• Dataset excerpts:
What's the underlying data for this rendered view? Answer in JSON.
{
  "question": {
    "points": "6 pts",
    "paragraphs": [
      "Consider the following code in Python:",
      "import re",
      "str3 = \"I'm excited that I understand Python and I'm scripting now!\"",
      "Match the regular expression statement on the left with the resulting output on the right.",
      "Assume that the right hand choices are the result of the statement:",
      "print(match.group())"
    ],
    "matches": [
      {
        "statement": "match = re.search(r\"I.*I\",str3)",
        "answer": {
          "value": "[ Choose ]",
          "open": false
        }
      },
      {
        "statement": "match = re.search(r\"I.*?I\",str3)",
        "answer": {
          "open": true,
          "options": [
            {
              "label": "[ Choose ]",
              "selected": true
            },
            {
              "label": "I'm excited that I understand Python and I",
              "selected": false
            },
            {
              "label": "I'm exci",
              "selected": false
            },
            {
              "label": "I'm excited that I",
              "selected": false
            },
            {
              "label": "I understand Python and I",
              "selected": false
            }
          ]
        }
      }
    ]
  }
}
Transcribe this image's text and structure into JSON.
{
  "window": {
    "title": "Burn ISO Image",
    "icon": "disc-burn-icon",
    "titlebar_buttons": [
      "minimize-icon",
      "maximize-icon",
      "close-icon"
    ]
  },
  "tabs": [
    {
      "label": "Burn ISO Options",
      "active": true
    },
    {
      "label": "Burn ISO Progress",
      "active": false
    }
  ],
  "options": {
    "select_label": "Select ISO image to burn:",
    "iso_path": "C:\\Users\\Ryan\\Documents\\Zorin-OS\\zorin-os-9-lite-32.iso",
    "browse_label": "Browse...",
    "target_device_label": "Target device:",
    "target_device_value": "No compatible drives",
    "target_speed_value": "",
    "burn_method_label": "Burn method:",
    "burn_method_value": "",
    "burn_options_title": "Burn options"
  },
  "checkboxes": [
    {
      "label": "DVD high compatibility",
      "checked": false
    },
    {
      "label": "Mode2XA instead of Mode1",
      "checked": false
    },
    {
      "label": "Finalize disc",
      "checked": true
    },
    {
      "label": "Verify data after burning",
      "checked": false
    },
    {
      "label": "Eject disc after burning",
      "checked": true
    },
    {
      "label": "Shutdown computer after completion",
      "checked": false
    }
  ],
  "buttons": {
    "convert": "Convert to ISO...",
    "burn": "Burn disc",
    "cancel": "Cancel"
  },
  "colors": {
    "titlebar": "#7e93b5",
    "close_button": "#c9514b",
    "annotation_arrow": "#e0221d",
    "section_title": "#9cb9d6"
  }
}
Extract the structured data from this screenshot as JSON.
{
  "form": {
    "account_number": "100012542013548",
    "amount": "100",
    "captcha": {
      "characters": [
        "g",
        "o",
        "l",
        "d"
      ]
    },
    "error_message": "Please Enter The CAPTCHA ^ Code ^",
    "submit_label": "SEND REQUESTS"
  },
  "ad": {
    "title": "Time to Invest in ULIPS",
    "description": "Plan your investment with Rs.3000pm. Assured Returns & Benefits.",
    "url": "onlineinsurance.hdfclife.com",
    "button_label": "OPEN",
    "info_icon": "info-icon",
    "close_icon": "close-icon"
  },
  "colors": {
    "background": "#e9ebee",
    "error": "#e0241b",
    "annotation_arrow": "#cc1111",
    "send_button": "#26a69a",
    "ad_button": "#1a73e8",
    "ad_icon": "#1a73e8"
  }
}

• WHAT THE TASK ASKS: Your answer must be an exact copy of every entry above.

• EXERCISE RESPONSE:
What's the underlying data for this rendered view? Answer in JSON.
{
  "question": {
    "points": "6 pts",
    "paragraphs": [
      "Consider the following code in Python:",
      "import re",
      "str3 = \"I'm excited that I understand Python and I'm scripting now!\"",
      "Match the regular expression statement on the left with the resulting output on the right.",
      "Assume that the right hand choices are the result of the statement:",
      "print(match.group())"
    ],
    "matches": [
      {
        "statement": "match = re.search(r\"I.*I\",str3)",
        "answer": {
          "value": "[ Choose ]",
          "open": false
        }
      },
      {
        "statement": "match = re.search(r\"I.*?I\",str3)",
        "answer": {
          "open": true,
          "options": [
            {
              "label": "[ Choose ]",
              "selected": true
            },
            {
              "label": "I'm excited that I understand Python and I",
              "selected": false
            },
            {
              "label": "I'm exci",
              "selected": false
            },
            {
              "label": "I'm excited that I",
              "selected": false
            },
            {
              "label": "I understand Python and I",
              "selected": false
            }
          ]
        }
      }
    ]
  }
}
Transcribe this image's text and structure into JSON.
{
  "window": {
    "title": "Burn ISO Image",
    "icon": "disc-burn-icon",
    "titlebar_buttons": [
      "minimize-icon",
      "maximize-icon",
      "close-icon"
    ]
  },
  "tabs": [
    {
      "label": "Burn ISO Options",
      "active": true
    },
    {
      "label": "Burn ISO Progress",
      "active": false
    }
  ],
  "options": {
    "select_label": "Select ISO image to burn:",
    "iso_path": "C:\\Users\\Ryan\\Documents\\Zorin-OS\\zorin-os-9-lite-32.iso",
    "browse_label": "Browse...",
    "target_device_label": "Target device:",
    "target_device_value": "No compatible drives",
    "target_speed_value": "",
    "burn_method_label": "Burn method:",
    "burn_method_value": "",
    "burn_options_title": "Burn options"
  },
  "checkboxes": [
    {
      "label": "DVD high compatibility",
      "checked": false
    },
    {
      "label": "Mode2XA instead of Mode1",
      "checked": false
    },
    {
      "label": "Finalize disc",
      "checked": true
    },
    {
      "label": "Verify data after burning",
      "checked": false
    },
    {
      "label": "Eject disc after burning",
      "checked": true
    },
    {
      "label": "Shutdown computer after completion",
      "checked": false
    }
  ],
  "buttons": {
    "convert": "Convert to ISO...",
    "burn": "Burn disc",
    "cancel": "Cancel"
  },
  "colors": {
    "titlebar": "#7e93b5",
    "close_button": "#c9514b",
    "annotation_arrow": "#e0221d",
    "section_title": "#9cb9d6"
  }
}
Extract the structured data from this screenshot as JSON.
{
  "form": {
    "account_number": "100012542013548",
    "amount": "100",
    "captcha": {
      "characters": [
        "g",
        "o",
        "l",
        "d"
      ]
    },
    "error_message": "Please Enter The CAPTCHA ^ Code ^",
    "submit_label": "SEND REQUESTS"
  },
  "ad": {
    "title": "Time to Invest in ULIPS",
    "description": "Plan your investment with Rs.3000pm. Assured Returns & Benefits.",
    "url": "onlineinsurance.hdfclife.com",
    "button_label": "OPEN",
    "info_icon": "info-icon",
    "close_icon": "close-icon"
  },
  "colors": {
    "background": "#e9ebee",
    "error": "#e0241b",
    "annotation_arrow": "#cc1111",
    "send_button": "#26a69a",
    "ad_button": "#1a73e8",
    "ad_icon": "#1a73e8"
  }
}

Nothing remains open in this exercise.